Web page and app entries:
========================
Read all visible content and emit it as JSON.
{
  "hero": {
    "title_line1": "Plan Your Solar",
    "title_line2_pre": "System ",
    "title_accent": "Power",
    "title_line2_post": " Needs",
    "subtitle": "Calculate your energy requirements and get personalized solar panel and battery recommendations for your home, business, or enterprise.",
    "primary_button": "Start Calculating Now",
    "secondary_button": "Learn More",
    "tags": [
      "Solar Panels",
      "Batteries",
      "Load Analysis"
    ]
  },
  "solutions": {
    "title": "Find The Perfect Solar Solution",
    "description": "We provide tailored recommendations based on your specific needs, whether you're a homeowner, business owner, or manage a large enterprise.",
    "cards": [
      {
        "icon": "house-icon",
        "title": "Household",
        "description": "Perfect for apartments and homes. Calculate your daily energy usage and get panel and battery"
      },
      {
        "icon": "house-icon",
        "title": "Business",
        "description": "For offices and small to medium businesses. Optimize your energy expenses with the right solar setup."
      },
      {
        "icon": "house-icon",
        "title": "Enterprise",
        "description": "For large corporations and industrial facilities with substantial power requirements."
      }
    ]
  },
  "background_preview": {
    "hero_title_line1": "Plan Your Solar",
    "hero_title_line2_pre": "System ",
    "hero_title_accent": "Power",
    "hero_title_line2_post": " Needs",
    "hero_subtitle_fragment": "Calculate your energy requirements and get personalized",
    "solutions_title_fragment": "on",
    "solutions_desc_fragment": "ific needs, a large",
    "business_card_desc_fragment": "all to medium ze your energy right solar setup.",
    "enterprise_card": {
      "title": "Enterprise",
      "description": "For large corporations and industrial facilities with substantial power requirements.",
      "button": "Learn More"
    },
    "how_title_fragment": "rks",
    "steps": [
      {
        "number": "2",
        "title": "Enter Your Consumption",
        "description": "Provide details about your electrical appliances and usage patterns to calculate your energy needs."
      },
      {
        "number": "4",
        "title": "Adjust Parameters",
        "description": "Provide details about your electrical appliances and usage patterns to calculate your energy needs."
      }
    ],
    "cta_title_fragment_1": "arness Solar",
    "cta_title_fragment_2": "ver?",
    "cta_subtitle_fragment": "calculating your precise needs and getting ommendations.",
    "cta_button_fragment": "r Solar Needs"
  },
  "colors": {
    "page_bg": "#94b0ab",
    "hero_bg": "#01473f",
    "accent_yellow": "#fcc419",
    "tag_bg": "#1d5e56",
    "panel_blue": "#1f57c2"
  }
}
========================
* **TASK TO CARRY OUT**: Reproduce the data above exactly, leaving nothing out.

* **TASK RESPONSE**:
Read all visible content and emit it as JSON.
{
  "hero": {
    "title_line1": "Plan Your Solar",
    "title_line2_pre": "System ",
    "title_accent": "Power",
    "title_line2_post": " Needs",
    "subtitle": "Calculate your energy requirements and get personalized solar panel and battery recommendations for your home, business, or enterprise.",
    "primary_button": "Start Calculating Now",
    "secondary_button": "Learn More",
    "tags": [
      "Solar Panels",
      "Batteries",
      "Load Analysis"
    ]
  },
  "solutions": {
    "title": "Find The Perfect Solar Solution",
    "description": "We provide tailored recommendations based on your specific needs, whether you're a homeowner, business owner, or manage a large enterprise.",
    "cards": [
      {
        "icon": "house-icon",
        "title": "Household",
        "description": "Perfect for apartments and homes. Calculate your daily energy usage and get panel and battery"
      },
      {
        "icon": "house-icon",
        "title": "Business",
        "description": "For offices and small to medium businesses. Optimize your energy expenses with the right solar setup."
      },
      {
        "icon": "house-icon",
        "title": "Enterprise",
        "description": "For large corporations and industrial facilities with substantial power requirements."
      }
    ]
  },
  "background_preview": {
    "hero_title_line1": "Plan Your Solar",
    "hero_title_line2_pre": "System ",
    "hero_title_accent": "Power",
    "hero_title_line2_post": " Needs",
    "hero_subtitle_fragment": "Calculate your energy requirements and get personalized",
    "solutions_title_fragment": "on",
    "solutions_desc_fragment": "ific needs, a large",
    "business_card_desc_fragment": "all to medium ze your energy right solar setup.",
    "enterprise_card": {
      "title": "Enterprise",
      "description": "For large corporations and industrial facilities with substantial power requirements.",
      "button": "Learn More"
    },
    "how_title_fragment": "rks",
    "steps": [
      {
        "number": "2",
        "title": "Enter Your Consumption",
        "description": "Provide details about your electrical appliances and usage patterns to calculate your energy needs."
      },
      {
        "number": "4",
        "title": "Adjust Parameters",
        "description": "Provide details about your electrical appliances and usage patterns to calculate your energy needs."
      }
    ],
    "cta_title_fragment_1": "arness Solar",
    "cta_title_fragment_2": "ver?",
    "cta_subtitle_fragment": "calculating your precise needs and getting ommendations.",
    "cta_button_fragment": "r Solar Needs"
  },
  "colors": {
    "page_bg": "#94b0ab",
    "hero_bg": "#01473f",
    "accent_yellow": "#fcc419",
    "tag_bg": "#1d5e56",
    "panel_blue": "#1f57c2"
  }
}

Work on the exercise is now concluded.